GAO: Price Realism Not Ordinarily Permitted in Fixed-Price Procurements
A recent Government Accountability Office (“GAO”) bid protest decision provides a reminder of when an agency may conduct a price realism analysis in fixed-price contracts. So, the next time you want to challenge a competitor’s low price, remember that agencies are neither required nor permitted to conduct a price realism analysis in a fixed-price procurement unless the solicitation calls for it either expressly or impliedly.
The protest of Inbound, LLC, B-419853.5, July 30, 2021, 2021 CPD ¶ ___ involved the protester’s challenge to the establishment of multiple blanket purchase agreements (“BPA”) under an request for quotation (“RFQ”) issued by the Department of Agriculture, Forest Service (“Agency”) for wildland firefighter services. The protester’s primary argument was that the Agency failed to conduct a price realism analysis of the other offerors’ quotes as part of its price evaluation.
Briefly, in January 2021, the Agency issued the RFQ to procure “Type 2 wildland firefighter crews for 34 host unit coordinate centers (HUCC) throughout the United States.” The RFQ anticipated the establishment of multiple fixed-price BPAs for a period of 5 years with annual reviews. Relevant here, the Agency was to evaluate price by determining whether it was fair and reasonable. In that regard, the RFQ provided that vendors were to provide a price quotation consisting of itemized pricing for each location offered and included the following provision:
- An analysis will be conducted on the unit price proposed to determine the demonstrated understanding of the level of effort and equipment needed to successfully perform these services. Fair and Reasonableness will be determined by comparing current competition, historical data, and the Government Estimate. Rates must be determined fair and reasonable to be considered for an agreement.
Following evaluations, the Agency concluded that that two of the protester’s three proposed firefighter crews were “higher than the maximum price the agency viewed as reasonable” and did not award it a BPA for those crews. Instead, the Agency established BPAs with 52 other vendors and a single BPA for the protester’s reasonably priced crew. The protest followed.
Here, the protester’s main argument was that the Agency failed to conduct a price realism analysis on the low prices of its competitors’ quotes. Specifically, the protester asserted that the RFQ required the Agency to conduct a price realism analysis, which the Agency failed to perform.  The Agency argued that the RFQ did not require a price realism analysis and, as such, was not allowed to perform that analysis. Instead, the Agency evaluated price to determine whether prices were “fair and reasonable.”
Ultimately, GAO denied the protest after concluding that the RFQ did not provide for a price realism analysis, either expressly or impliedly.  Regarding implied price realism, GAO concluded that while the RFQ did commit the Agency to analyzing whether prices reflected an adequate understanding of the solicitation requirements, the RFQ failed to include any language stating that the Agency could reject proposals for offering prices that were too low. Thus, because the RFQ did not state that the Agency could reject proposals for offering prices that were too low, the Agency was also not required to perform a price realism analysis.  Hence, GAO denied the protest.

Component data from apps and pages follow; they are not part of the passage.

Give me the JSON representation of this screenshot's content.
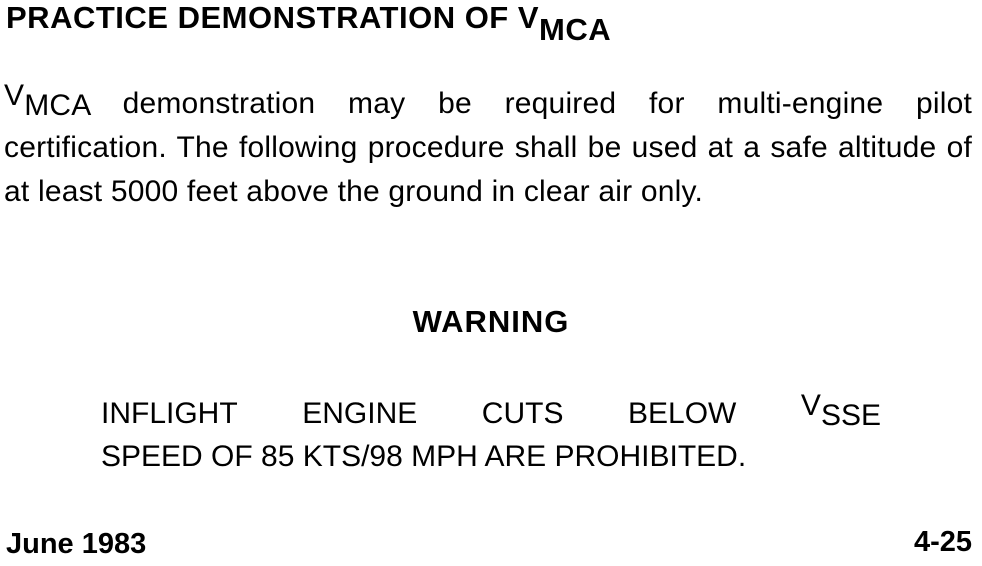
{
  "heading": {
    "prefix": "PRACTICE DEMONSTRATION OF V",
    "subscript": "MCA"
  },
  "paragraph": {
    "v_symbol": "V",
    "v_subscript": "MCA",
    "text": " demonstration may be required for multi-engine pilot certification. The following procedure shall be used at a safe altitude of at least 5000 feet above the ground in clear air only."
  },
  "warning": {
    "title": "WARNING",
    "line1_words": [
      "INFLIGHT",
      "ENGINE",
      "CUTS",
      "BELOW"
    ],
    "v_symbol": "V",
    "v_subscript": "SSE",
    "line2": "SPEED OF 85 KTS/98 MPH ARE PROHIBITED."
  },
  "footer": {
    "date": "June 1983",
    "page_number": "4-25"
  }
}
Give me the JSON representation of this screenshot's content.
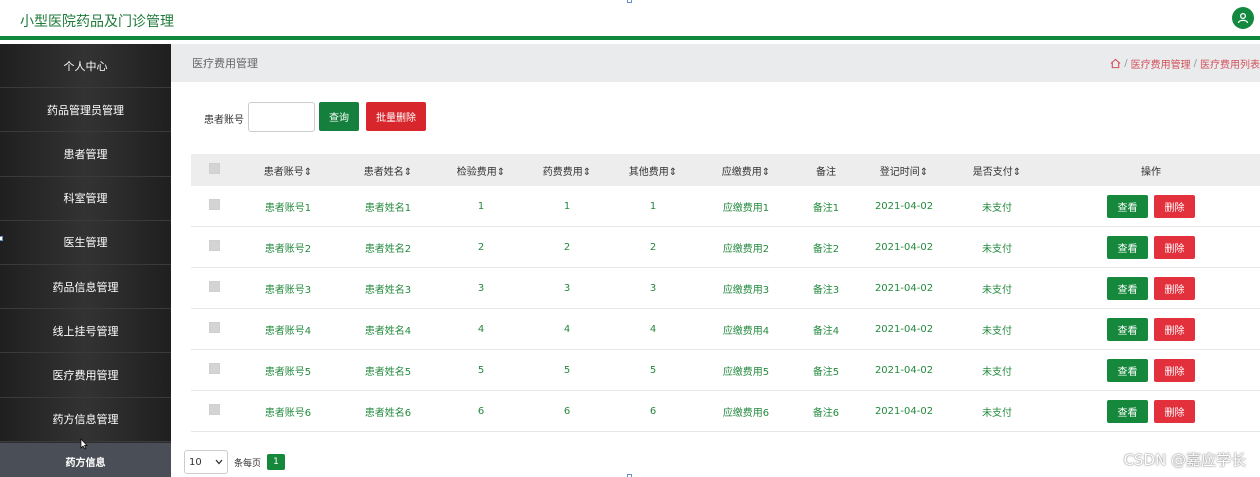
{
  "header": {
    "app_title": "小型医院药品及门诊管理",
    "user_icon": "user-icon"
  },
  "sidebar": {
    "items": [
      {
        "label": "个人中心"
      },
      {
        "label": "药品管理员管理"
      },
      {
        "label": "患者管理"
      },
      {
        "label": "科室管理"
      },
      {
        "label": "医生管理"
      },
      {
        "label": "药品信息管理"
      },
      {
        "label": "线上挂号管理"
      },
      {
        "label": "医疗费用管理"
      },
      {
        "label": "药方信息管理"
      }
    ],
    "sub_item": "药方信息"
  },
  "page": {
    "title": "医疗费用管理",
    "breadcrumb": [
      "医疗费用管理",
      "医疗费用列表"
    ]
  },
  "search": {
    "label": "患者账号",
    "value": "",
    "query_label": "查询",
    "batch_delete_label": "批量删除"
  },
  "table": {
    "headers": [
      "患者账号",
      "患者姓名",
      "检验费用",
      "药费费用",
      "其他费用",
      "应缴费用",
      "备注",
      "登记时间",
      "是否支付",
      "操作"
    ],
    "rows": [
      {
        "account": "患者账号1",
        "name": "患者姓名1",
        "check_fee": "1",
        "drug_fee": "1",
        "other_fee": "1",
        "due": "应缴费用1",
        "note": "备注1",
        "date": "2021-04-02",
        "paid": "未支付"
      },
      {
        "account": "患者账号2",
        "name": "患者姓名2",
        "check_fee": "2",
        "drug_fee": "2",
        "other_fee": "2",
        "due": "应缴费用2",
        "note": "备注2",
        "date": "2021-04-02",
        "paid": "未支付"
      },
      {
        "account": "患者账号3",
        "name": "患者姓名3",
        "check_fee": "3",
        "drug_fee": "3",
        "other_fee": "3",
        "due": "应缴费用3",
        "note": "备注3",
        "date": "2021-04-02",
        "paid": "未支付"
      },
      {
        "account": "患者账号4",
        "name": "患者姓名4",
        "check_fee": "4",
        "drug_fee": "4",
        "other_fee": "4",
        "due": "应缴费用4",
        "note": "备注4",
        "date": "2021-04-02",
        "paid": "未支付"
      },
      {
        "account": "患者账号5",
        "name": "患者姓名5",
        "check_fee": "5",
        "drug_fee": "5",
        "other_fee": "5",
        "due": "应缴费用5",
        "note": "备注5",
        "date": "2021-04-02",
        "paid": "未支付"
      },
      {
        "account": "患者账号6",
        "name": "患者姓名6",
        "check_fee": "6",
        "drug_fee": "6",
        "other_fee": "6",
        "due": "应缴费用6",
        "note": "备注6",
        "date": "2021-04-02",
        "paid": "未支付"
      }
    ],
    "view_label": "查看",
    "delete_label": "删除"
  },
  "pager": {
    "page_size": "10",
    "per_page_label": "条每页",
    "current_page": "1"
  },
  "watermark": "CSDN @嘉应学长",
  "colors": {
    "primary_green": "#15883c",
    "danger_red": "#e3303d",
    "sidebar_bg": "#2d2d2d",
    "header_bar": "#0f8a3c"
  }
}
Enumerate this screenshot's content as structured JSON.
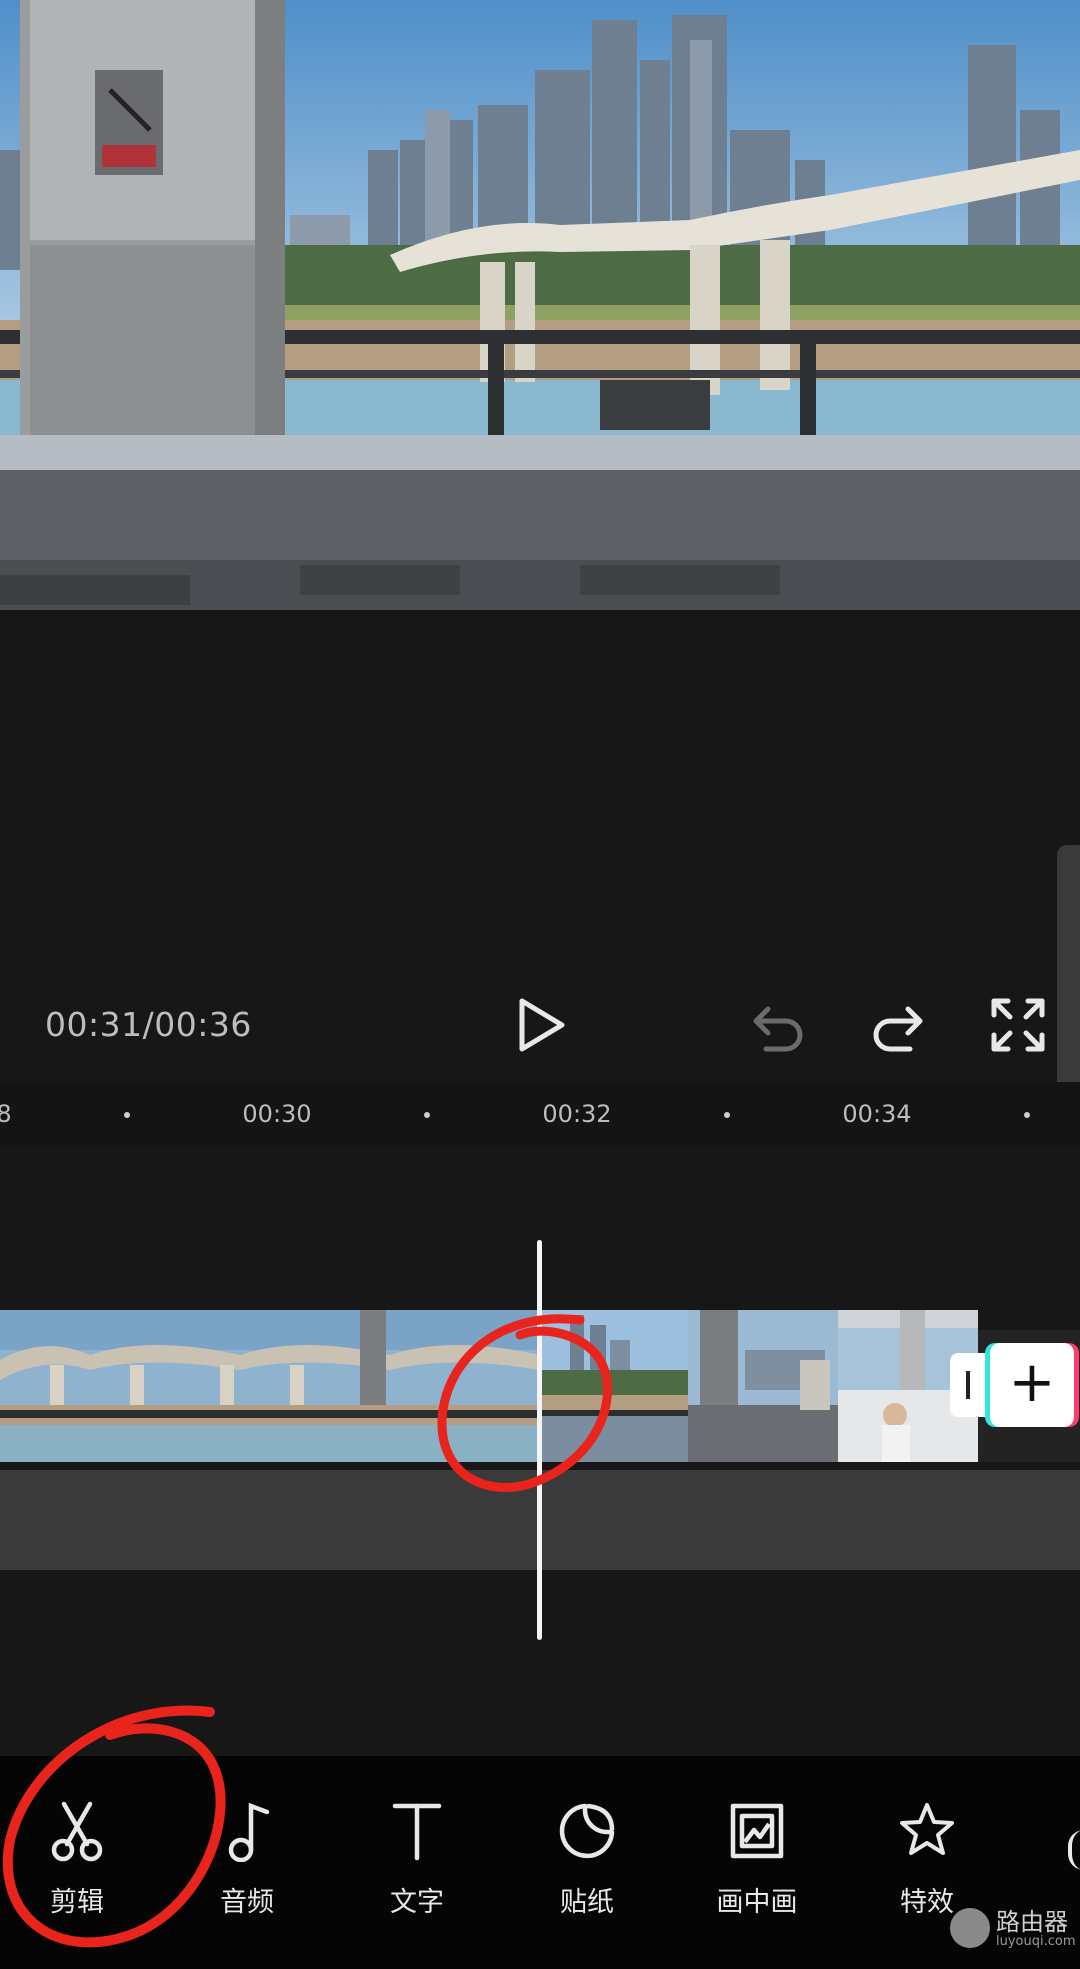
{
  "player": {
    "time": "00:31/00:36"
  },
  "ruler": {
    "labels": [
      "8",
      "00:30",
      "00:32",
      "00:34"
    ]
  },
  "toolbar": {
    "items": [
      {
        "label": "剪辑",
        "icon": "scissors-icon"
      },
      {
        "label": "音频",
        "icon": "music-note-icon"
      },
      {
        "label": "文字",
        "icon": "text-icon"
      },
      {
        "label": "贴纸",
        "icon": "sticker-icon"
      },
      {
        "label": "画中画",
        "icon": "picture-in-picture-icon"
      },
      {
        "label": "特效",
        "icon": "effects-star-icon"
      }
    ]
  },
  "add_clip": {
    "label": "+"
  },
  "watermark": {
    "name": "路由器",
    "domain": "luyouqi.com"
  },
  "colors": {
    "background": "#171717",
    "toolbar": "#050505",
    "annotation": "#e8241c",
    "accent_cyan": "#35e3e3",
    "accent_pink": "#ff3b6b"
  }
}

This protest provides a timely reminder on when an agency may conduct a price realism analysis in fixed-priced contracts. Where a solicitation does not contemplate a price realism analysis under a fixed-price contract, the government cannot perform it. Thus, contractors should carefully read solicitations both prior to bidding and prior to lodging any protest to determine whether the agency committed itself to performing such an analysis. Again, with price realism, the watchwords are: (1) a provision calling for a price realism analysis or (2) a provision that the agency will review prices to determine whether they are so low that they reflect a lack of technical understanding combined with a provision that the agency can reject a proposal for offering low prices.
 The purpose of a price realism analysis is to determine whether prices are too low, such that there may be a risk of poor performance, or to confirm a vendor’s understanding of the requirements of the solicitation. FAR 15.404-1(d); C.L. Price & Assocs., Inc., B-403476.2, Jan. 7, 2011, 2011 CPD ¶ 16 at 3.
 GAO’s decisions have found, in the absence of an express price realism provision, GAO will only conclude that a solicitation contemplates a price realism analysis where the solicitation explicitly states that the agency will review prices to determine whether they are so low that they reflect a lack of technical understanding, and where the solicitation states that a proposal can be rejected for offering low prices. DynCorp Int’l LLC, B-407762.3, June 7, 2013, 2013 CPD ¶ 160 at 9; STG, Inc., B-411415, B-411415.2, July 22, 2015, 2015 CPD ¶ 240 at 14.
 Absent a solicitation provision providing for a price realism analysis, agencies are neither required nor permitted to conduct one in awarding a fixed-price contract. DynCorp Int’l LLC, supra at 9.
Please reach out to a member of Maynard Cooper’s Government Solutions Group if you have any questions or need assistance.